[Data listing — start]

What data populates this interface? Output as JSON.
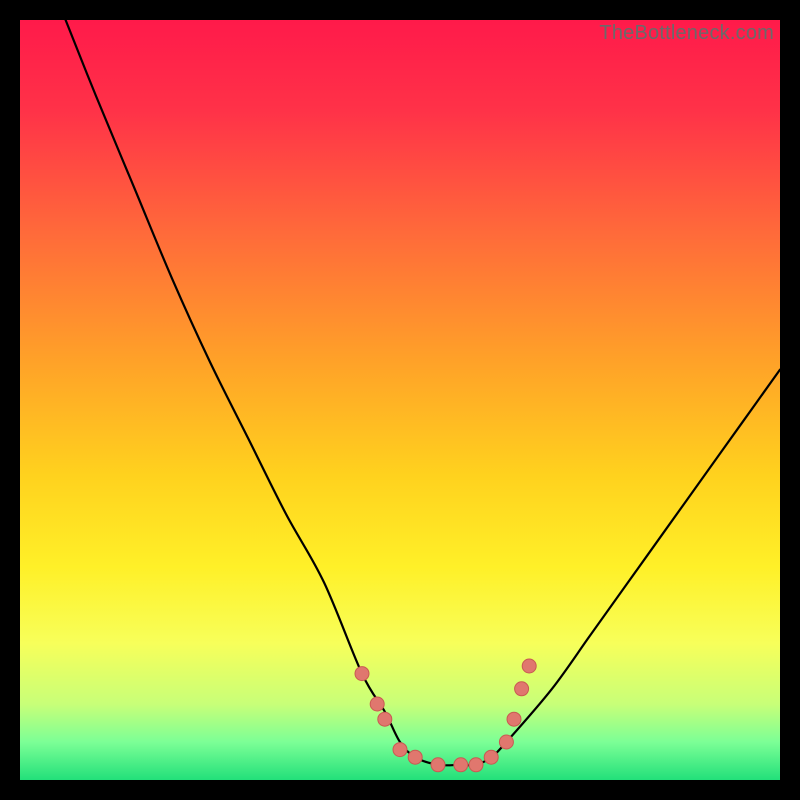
{
  "watermark": "TheBottleneck.com",
  "chart_data": {
    "type": "line",
    "title": "",
    "xlabel": "",
    "ylabel": "",
    "xlim": [
      0,
      100
    ],
    "ylim": [
      0,
      100
    ],
    "background_gradient": {
      "stops": [
        {
          "offset": 0.0,
          "color": "#ff1a4a"
        },
        {
          "offset": 0.12,
          "color": "#ff3248"
        },
        {
          "offset": 0.28,
          "color": "#ff6a3a"
        },
        {
          "offset": 0.45,
          "color": "#ffa228"
        },
        {
          "offset": 0.6,
          "color": "#ffd21e"
        },
        {
          "offset": 0.72,
          "color": "#fff028"
        },
        {
          "offset": 0.82,
          "color": "#f7ff5a"
        },
        {
          "offset": 0.9,
          "color": "#c8ff78"
        },
        {
          "offset": 0.95,
          "color": "#7cff96"
        },
        {
          "offset": 1.0,
          "color": "#22e07a"
        }
      ]
    },
    "series": [
      {
        "name": "bottleneck-curve",
        "x": [
          6,
          10,
          15,
          20,
          25,
          30,
          35,
          40,
          45,
          48,
          50,
          52,
          55,
          58,
          60,
          62,
          64,
          70,
          75,
          80,
          85,
          90,
          95,
          100
        ],
        "y": [
          100,
          90,
          78,
          66,
          55,
          45,
          35,
          26,
          14,
          9,
          5,
          3,
          2,
          2,
          2,
          3,
          5,
          12,
          19,
          26,
          33,
          40,
          47,
          54
        ]
      }
    ],
    "markers": [
      {
        "x": 45,
        "y": 14
      },
      {
        "x": 47,
        "y": 10
      },
      {
        "x": 48,
        "y": 8
      },
      {
        "x": 50,
        "y": 4
      },
      {
        "x": 52,
        "y": 3
      },
      {
        "x": 55,
        "y": 2
      },
      {
        "x": 58,
        "y": 2
      },
      {
        "x": 60,
        "y": 2
      },
      {
        "x": 62,
        "y": 3
      },
      {
        "x": 64,
        "y": 5
      },
      {
        "x": 65,
        "y": 8
      },
      {
        "x": 66,
        "y": 12
      },
      {
        "x": 67,
        "y": 15
      }
    ],
    "marker_style": {
      "fill": "#e0776e",
      "stroke": "#c95a52",
      "r": 7
    }
  }
}
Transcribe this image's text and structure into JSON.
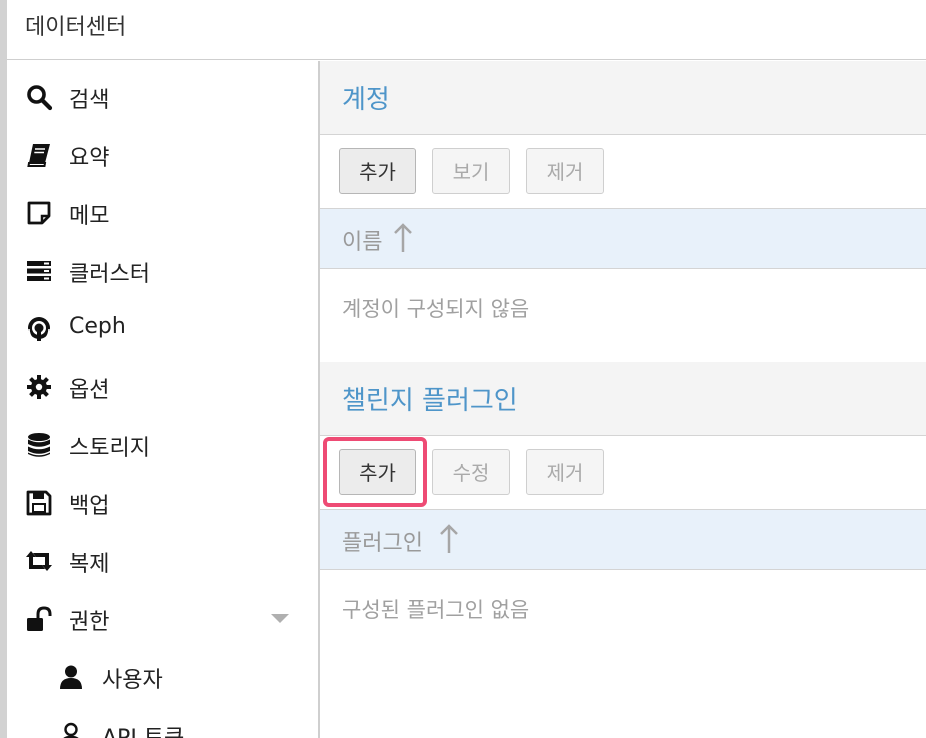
{
  "topbar": {
    "title": "데이터센터"
  },
  "sidebar": {
    "items": [
      {
        "label": "검색",
        "icon": "search-icon"
      },
      {
        "label": "요약",
        "icon": "book-icon"
      },
      {
        "label": "메모",
        "icon": "note-icon"
      },
      {
        "label": "클러스터",
        "icon": "server-icon"
      },
      {
        "label": "Ceph",
        "icon": "ceph-icon"
      },
      {
        "label": "옵션",
        "icon": "gear-icon"
      },
      {
        "label": "스토리지",
        "icon": "database-icon"
      },
      {
        "label": "백업",
        "icon": "floppy-icon"
      },
      {
        "label": "복제",
        "icon": "retweet-icon"
      },
      {
        "label": "권한",
        "icon": "unlock-icon"
      },
      {
        "label": "사용자",
        "icon": "user-icon"
      },
      {
        "label": "API 토큰",
        "icon": "user-outline-icon"
      }
    ]
  },
  "accounts": {
    "title": "계정",
    "buttons": {
      "add": "추가",
      "view": "보기",
      "remove": "제거"
    },
    "column_header": "이름",
    "empty_text": "계정이 구성되지 않음"
  },
  "plugins": {
    "title": "챌린지 플러그인",
    "buttons": {
      "add": "추가",
      "edit": "수정",
      "remove": "제거"
    },
    "column_header": "플러그인",
    "empty_text": "구성된 플러그인 없음"
  },
  "colors": {
    "accent_blue": "#4e95c9",
    "highlight": "#ee4b74",
    "grid_header_bg": "#e8f1fa"
  }
}
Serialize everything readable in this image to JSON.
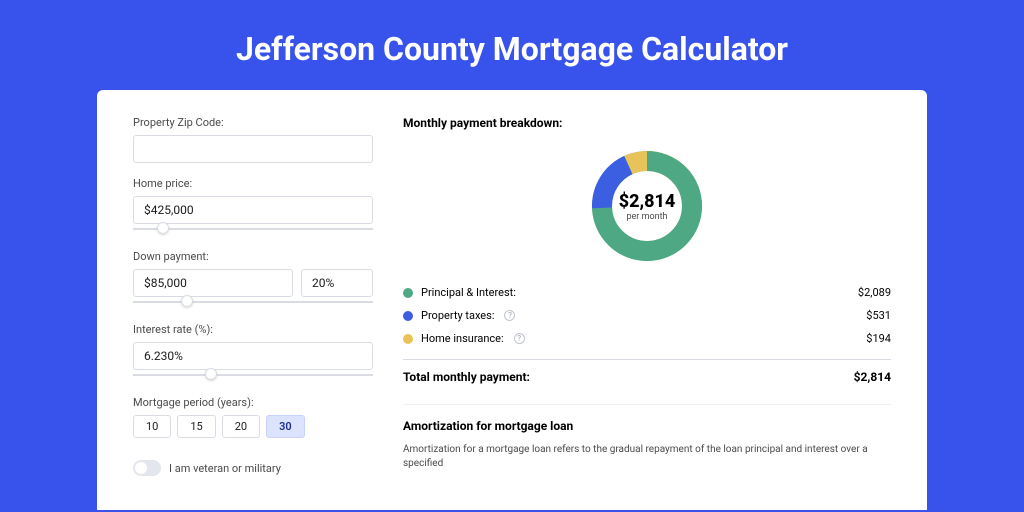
{
  "title": "Jefferson County Mortgage Calculator",
  "form": {
    "zip_label": "Property Zip Code:",
    "zip_value": "",
    "home_price_label": "Home price:",
    "home_price_value": "$425,000",
    "down_payment_label": "Down payment:",
    "down_payment_value": "$85,000",
    "down_payment_pct": "20%",
    "interest_label": "Interest rate (%):",
    "interest_value": "6.230%",
    "period_label": "Mortgage period (years):",
    "periods": [
      "10",
      "15",
      "20",
      "30"
    ],
    "period_active_index": 3,
    "veteran_label": "I am veteran or military"
  },
  "breakdown": {
    "title": "Monthly payment breakdown:",
    "center_amount": "$2,814",
    "center_sub": "per month",
    "items": [
      {
        "label": "Principal & Interest:",
        "value": "$2,089",
        "color": "g"
      },
      {
        "label": "Property taxes:",
        "value": "$531",
        "color": "b",
        "help": true
      },
      {
        "label": "Home insurance:",
        "value": "$194",
        "color": "y",
        "help": true
      }
    ],
    "total_label": "Total monthly payment:",
    "total_value": "$2,814"
  },
  "amort": {
    "title": "Amortization for mortgage loan",
    "body": "Amortization for a mortgage loan refers to the gradual repayment of the loan principal and interest over a specified"
  },
  "chart_data": {
    "type": "pie",
    "title": "Monthly payment breakdown",
    "series": [
      {
        "name": "Principal & Interest",
        "value": 2089,
        "color": "#4fa884"
      },
      {
        "name": "Property taxes",
        "value": 531,
        "color": "#3b5fe0"
      },
      {
        "name": "Home insurance",
        "value": 194,
        "color": "#e8c35a"
      }
    ],
    "total": 2814,
    "unit": "USD/month"
  }
}
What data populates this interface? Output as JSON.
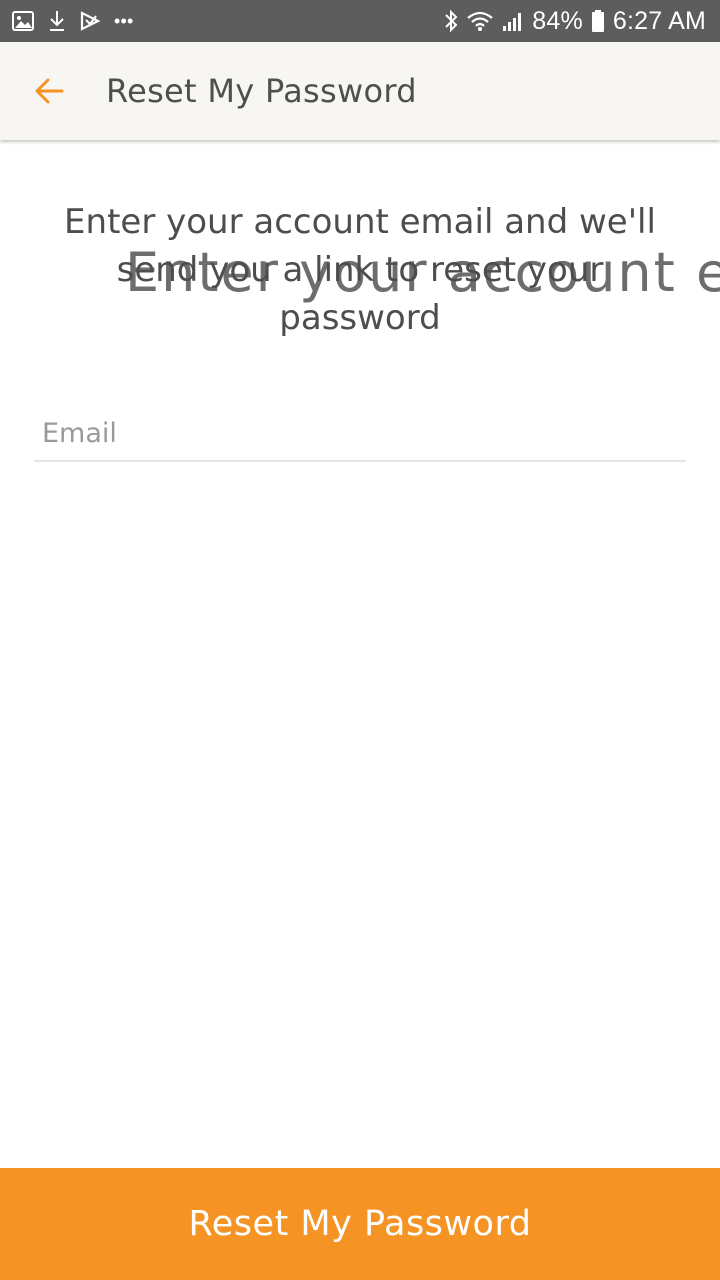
{
  "status_bar": {
    "battery_percent": "84%",
    "time": "6:27 AM",
    "more_indicator": "•••",
    "icons": [
      "image-icon",
      "download-icon",
      "play-store-icon",
      "more-dots-icon",
      "bluetooth-icon",
      "wifi-icon",
      "signal-icon",
      "battery-icon"
    ]
  },
  "app_bar": {
    "title": "Reset My Password",
    "back_icon": "arrow-left-icon"
  },
  "instructions": {
    "text": "Enter your account email and we'll send you a link to reset your password",
    "ghost_text": "Enter your account e"
  },
  "form": {
    "email_placeholder": "Email",
    "email_value": ""
  },
  "button": {
    "label": "Reset My Password"
  },
  "colors": {
    "accent": "#f59324",
    "status_bar": "#5d5d5d",
    "app_bar": "#f7f6f2",
    "text": "#4d4d4d"
  }
}
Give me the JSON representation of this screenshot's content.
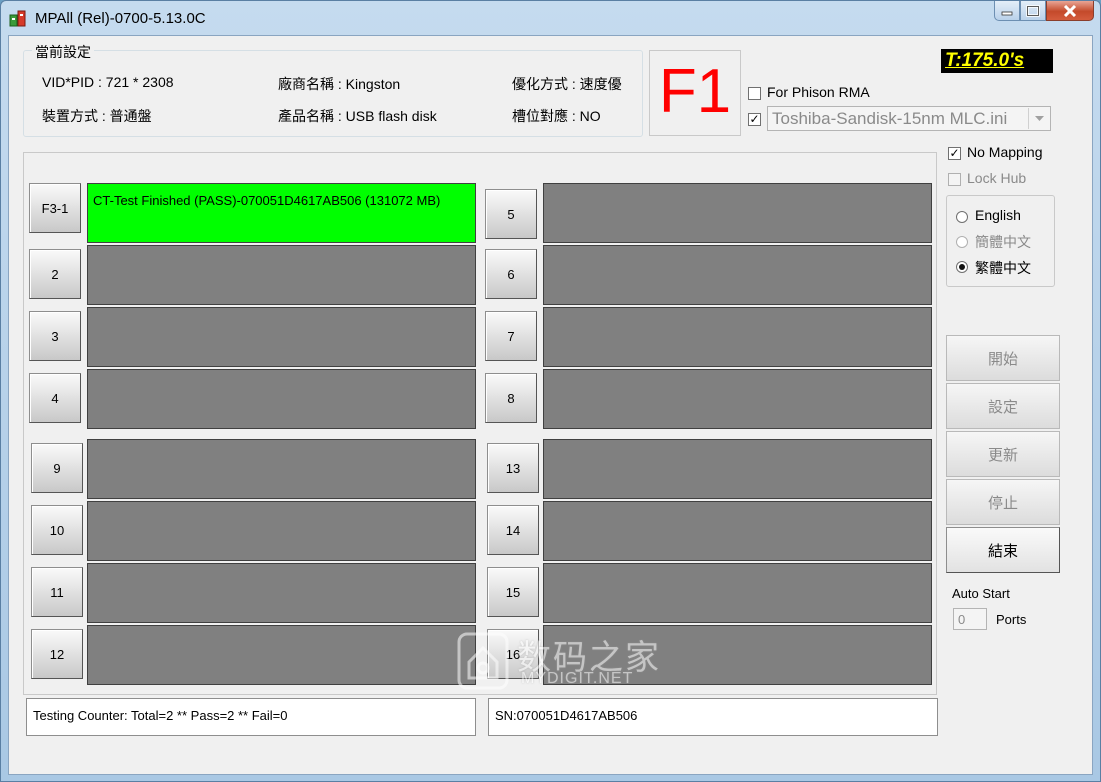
{
  "window": {
    "title": "MPAll (Rel)-0700-5.13.0C"
  },
  "settings": {
    "group_title": "當前設定",
    "vid_pid": "VID*PID :  721 * 2308",
    "vendor": "廠商名稱 : Kingston",
    "optimize": "優化方式 : 速度優",
    "device_mode": "裝置方式 : 普通盤",
    "product": "產品名稱 : USB flash disk",
    "slot_mapping": "槽位對應 : NO"
  },
  "f1_label": "F1",
  "timer": "T:175.0's",
  "options": {
    "phison_rma": "For Phison RMA",
    "phison_rma_checked": false,
    "ini_checked": true,
    "ini_file": "Toshiba-Sandisk-15nm MLC.ini",
    "no_mapping": "No Mapping",
    "no_mapping_checked": true,
    "lock_hub": "Lock Hub",
    "lock_hub_checked": false
  },
  "language": {
    "english": "English",
    "simplified": "簡體中文",
    "traditional": "繁體中文",
    "selected": "traditional"
  },
  "ports": {
    "left": [
      {
        "label": "F3-1",
        "status": "CT-Test Finished (PASS)-070051D4617AB506 (131072 MB)",
        "state": "pass"
      },
      {
        "label": "2",
        "status": "",
        "state": "idle"
      },
      {
        "label": "3",
        "status": "",
        "state": "idle"
      },
      {
        "label": "4",
        "status": "",
        "state": "idle"
      },
      {
        "label": "9",
        "status": "",
        "state": "idle"
      },
      {
        "label": "10",
        "status": "",
        "state": "idle"
      },
      {
        "label": "11",
        "status": "",
        "state": "idle"
      },
      {
        "label": "12",
        "status": "",
        "state": "idle"
      }
    ],
    "right": [
      {
        "label": "5",
        "status": "",
        "state": "idle"
      },
      {
        "label": "6",
        "status": "",
        "state": "idle"
      },
      {
        "label": "7",
        "status": "",
        "state": "idle"
      },
      {
        "label": "8",
        "status": "",
        "state": "idle"
      },
      {
        "label": "13",
        "status": "",
        "state": "idle"
      },
      {
        "label": "14",
        "status": "",
        "state": "idle"
      },
      {
        "label": "15",
        "status": "",
        "state": "idle"
      },
      {
        "label": "16",
        "status": "",
        "state": "idle"
      }
    ]
  },
  "actions": {
    "start": "開始",
    "settings": "設定",
    "update": "更新",
    "stop": "停止",
    "exit": "結束"
  },
  "auto_start": {
    "label": "Auto Start",
    "value": "0",
    "ports_label": "Ports"
  },
  "status": {
    "counter": "Testing Counter: Total=2 ** Pass=2 ** Fail=0",
    "serial": "SN:070051D4617AB506"
  },
  "watermark": {
    "cn": "数码之家",
    "en": "MYDIGIT.NET"
  },
  "colors": {
    "pass": "#00ff00",
    "idle": "#808080",
    "f1": "#ff0000",
    "timer_text": "#ffff00"
  }
}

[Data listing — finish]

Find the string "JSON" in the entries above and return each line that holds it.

_Solution to this exercise_
What data populates this interface? Output as JSON.
Transcribe this image's text and structure into JSON.
Serialize everything readable in this image to JSON.
What data populates this interface? Output as JSON.
Give me the JSON representation of this screenshot's content.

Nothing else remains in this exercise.